Dream Stop transforms the entire room into an alternate reality of holographic projections. The title is a play on words that when conjoined can be interpreted as a perhaps a station, a place to begin a dream. Conversely it can also suggest the end of a dream, the stopping point. The structure that holds all 31 cameras that creates the spliced projections across the room is shaped like a dreamcatcher, associating the piece with the magic powers from a system of belief before the technological turn and suggesting the spiritual longing of new age culture. The projected image is in a state of flux, constantly shifting as the viewer moves throughout the space. Through these multiple projections, the hyper real quality of this experience resides in a liminal space where physicality and time are suspended. For Hill, liminal spaces offer productive insight into the complexities of ontological exploration.
How we produce and share information and knowledge has radically changed in contemporary culture, where digital media has become embedded in our everyday lives and identities.
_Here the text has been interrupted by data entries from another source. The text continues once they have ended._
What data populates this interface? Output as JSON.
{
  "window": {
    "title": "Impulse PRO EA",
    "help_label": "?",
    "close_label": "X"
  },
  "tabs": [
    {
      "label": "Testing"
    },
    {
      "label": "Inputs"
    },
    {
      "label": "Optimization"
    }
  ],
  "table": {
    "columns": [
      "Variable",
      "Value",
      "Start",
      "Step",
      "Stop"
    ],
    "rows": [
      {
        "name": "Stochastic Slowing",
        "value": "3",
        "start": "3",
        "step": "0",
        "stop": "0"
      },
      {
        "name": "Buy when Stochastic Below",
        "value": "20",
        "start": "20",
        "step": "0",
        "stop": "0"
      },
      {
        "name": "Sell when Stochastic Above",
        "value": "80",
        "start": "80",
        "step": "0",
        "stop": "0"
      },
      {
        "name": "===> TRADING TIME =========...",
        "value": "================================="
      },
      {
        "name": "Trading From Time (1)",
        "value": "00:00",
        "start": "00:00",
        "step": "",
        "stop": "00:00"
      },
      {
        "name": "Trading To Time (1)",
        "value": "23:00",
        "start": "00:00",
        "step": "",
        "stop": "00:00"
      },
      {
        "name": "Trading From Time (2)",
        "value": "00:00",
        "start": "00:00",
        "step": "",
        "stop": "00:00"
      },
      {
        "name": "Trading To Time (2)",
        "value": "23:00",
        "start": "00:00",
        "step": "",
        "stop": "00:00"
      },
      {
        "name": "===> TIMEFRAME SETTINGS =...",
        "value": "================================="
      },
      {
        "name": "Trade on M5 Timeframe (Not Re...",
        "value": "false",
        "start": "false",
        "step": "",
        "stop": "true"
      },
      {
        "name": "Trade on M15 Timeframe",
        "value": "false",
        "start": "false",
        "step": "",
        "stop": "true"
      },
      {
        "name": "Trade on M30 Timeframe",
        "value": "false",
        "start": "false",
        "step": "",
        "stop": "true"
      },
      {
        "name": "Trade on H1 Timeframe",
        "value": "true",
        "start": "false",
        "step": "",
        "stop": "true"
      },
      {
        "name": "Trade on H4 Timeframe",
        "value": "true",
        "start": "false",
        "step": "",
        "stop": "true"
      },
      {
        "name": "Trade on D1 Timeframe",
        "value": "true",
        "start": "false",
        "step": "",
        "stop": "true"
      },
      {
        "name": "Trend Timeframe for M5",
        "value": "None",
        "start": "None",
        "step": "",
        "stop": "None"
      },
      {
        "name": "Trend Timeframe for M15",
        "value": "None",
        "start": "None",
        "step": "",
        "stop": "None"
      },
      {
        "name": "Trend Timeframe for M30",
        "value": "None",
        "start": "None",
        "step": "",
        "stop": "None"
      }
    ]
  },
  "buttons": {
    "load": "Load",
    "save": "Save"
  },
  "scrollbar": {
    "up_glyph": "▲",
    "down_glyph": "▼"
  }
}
Hill manifests this phenomenon as an eerie presence, where the source is unknown and viewer involvement itself becomes the subject and content of the work that unfolds. Just as pervasive social networks have disintegrated boundaries between public and private, local and global, official and amateur – this exhibition produces its own inescapable reality that offers a transportive yet uncannily constructed experience.
Hill currently has work included in the exhibition Caméra(Auto)Contrôle at the Geneva Center of Photography. At the end of the year, he will be included in the 2016 Kochi-Muziris Biennale in India. There will be a room dedicated to one of Hill’s works in our gallery’s booth, number B14, at this year’s Seattle Art Fair, August 4-7.
Gary Hill is a pioneering artist of new media and video work. His video works incorporate commentaries on society and culture as well as bringing in poetic themes and ideas. Hill considers video as a medium to be the most receptive, flexible, and far-reaching mirror of consciousness. He creates psychological spaces within his artworks that allow viewers to see this mirror of their own consciousness.
Gary Hill lives and works in Seattle, WA. Exhibitions of his work have been presented at museums and institutions worldwide, including solo exhibitions at the Fondation Cartier pour l’art contemporain, Paris; San Francisco Museum of Modern Art; Centre Georges Pompidou, Paris; Guggenheim Museum SoHo, New York; Museum für Gegenwartskunst, Basel; Museu d’Art Contemporani, Barcelona; and Kunstmuseum Wolfsburg, among others. Commissioned projects include works for the Science Museum in London and the Seattle Central Public Library in Seattle, Washington, and an installation and performance work for the Coliseum and Temple of Venus and Rome in Italy. Hill has received fellowships from the National Endowment for the Arts and the Rockefeller and Guggenheim Foundations, and has been the recipient of numerous awards and honors, most notably the Leone d’Oro Prize for Sculpture at the Venice Biennale (1995), a John D. and Catherine T. MacArthur Foundation Fellowship Award (1998), the Kurt-Schwitters-Preis (2000), and honorary doctorates from The Academy of Fine Arts Poznan, Poland (2005) and Cornish College of the Arts, Seattle, WA (2011).